Problem statement:
Reproduce the listing exactly, please, with every line intact.

[Data for analysis]

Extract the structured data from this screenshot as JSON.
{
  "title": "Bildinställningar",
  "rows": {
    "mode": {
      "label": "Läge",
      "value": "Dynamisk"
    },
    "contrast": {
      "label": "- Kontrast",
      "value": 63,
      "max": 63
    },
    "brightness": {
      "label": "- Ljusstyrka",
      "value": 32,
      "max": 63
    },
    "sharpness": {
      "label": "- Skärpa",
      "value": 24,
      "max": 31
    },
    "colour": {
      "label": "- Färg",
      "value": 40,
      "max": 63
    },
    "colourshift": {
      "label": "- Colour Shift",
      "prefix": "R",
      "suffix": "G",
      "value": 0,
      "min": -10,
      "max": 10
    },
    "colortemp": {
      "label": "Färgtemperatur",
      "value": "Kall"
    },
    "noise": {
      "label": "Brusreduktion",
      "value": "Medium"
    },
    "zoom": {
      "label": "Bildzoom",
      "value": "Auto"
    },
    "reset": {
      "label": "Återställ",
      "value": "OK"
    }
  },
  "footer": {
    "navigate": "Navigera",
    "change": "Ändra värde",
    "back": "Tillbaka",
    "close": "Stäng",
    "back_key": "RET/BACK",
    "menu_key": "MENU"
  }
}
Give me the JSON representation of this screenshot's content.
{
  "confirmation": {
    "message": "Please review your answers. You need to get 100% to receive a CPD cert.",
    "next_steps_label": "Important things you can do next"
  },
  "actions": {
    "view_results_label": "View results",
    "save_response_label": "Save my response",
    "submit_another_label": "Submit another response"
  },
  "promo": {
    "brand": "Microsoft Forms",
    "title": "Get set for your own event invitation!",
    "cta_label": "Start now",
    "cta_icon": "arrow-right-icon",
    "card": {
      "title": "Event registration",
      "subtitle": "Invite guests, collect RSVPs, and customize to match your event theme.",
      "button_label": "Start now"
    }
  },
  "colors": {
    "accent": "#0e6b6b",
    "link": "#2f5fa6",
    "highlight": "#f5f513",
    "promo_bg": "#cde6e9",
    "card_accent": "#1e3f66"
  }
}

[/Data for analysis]

Output for this task:
Extract the structured data from this screenshot as JSON.
{
  "title": "Bildinställningar",
  "rows": {
    "mode": {
      "label": "Läge",
      "value": "Dynamisk"
    },
    "contrast": {
      "label": "- Kontrast",
      "value": 63,
      "max": 63
    },
    "brightness": {
      "label": "- Ljusstyrka",
      "value": 32,
      "max": 63
    },
    "sharpness": {
      "label": "- Skärpa",
      "value": 24,
      "max": 31
    },
    "colour": {
      "label": "- Färg",
      "value": 40,
      "max": 63
    },
    "colourshift": {
      "label": "- Colour Shift",
      "prefix": "R",
      "suffix": "G",
      "value": 0,
      "min": -10,
      "max": 10
    },
    "colortemp": {
      "label": "Färgtemperatur",
      "value": "Kall"
    },
    "noise": {
      "label": "Brusreduktion",
      "value": "Medium"
    },
    "zoom": {
      "label": "Bildzoom",
      "value": "Auto"
    },
    "reset": {
      "label": "Återställ",
      "value": "OK"
    }
  },
  "footer": {
    "navigate": "Navigera",
    "change": "Ändra värde",
    "back": "Tillbaka",
    "close": "Stäng",
    "back_key": "RET/BACK",
    "menu_key": "MENU"
  }
}
Give me the JSON representation of this screenshot's content.
{
  "confirmation": {
    "message": "Please review your answers. You need to get 100% to receive a CPD cert.",
    "next_steps_label": "Important things you can do next"
  },
  "actions": {
    "view_results_label": "View results",
    "save_response_label": "Save my response",
    "submit_another_label": "Submit another response"
  },
  "promo": {
    "brand": "Microsoft Forms",
    "title": "Get set for your own event invitation!",
    "cta_label": "Start now",
    "cta_icon": "arrow-right-icon",
    "card": {
      "title": "Event registration",
      "subtitle": "Invite guests, collect RSVPs, and customize to match your event theme.",
      "button_label": "Start now"
    }
  },
  "colors": {
    "accent": "#0e6b6b",
    "link": "#2f5fa6",
    "highlight": "#f5f513",
    "promo_bg": "#cde6e9",
    "card_accent": "#1e3f66"
  }
}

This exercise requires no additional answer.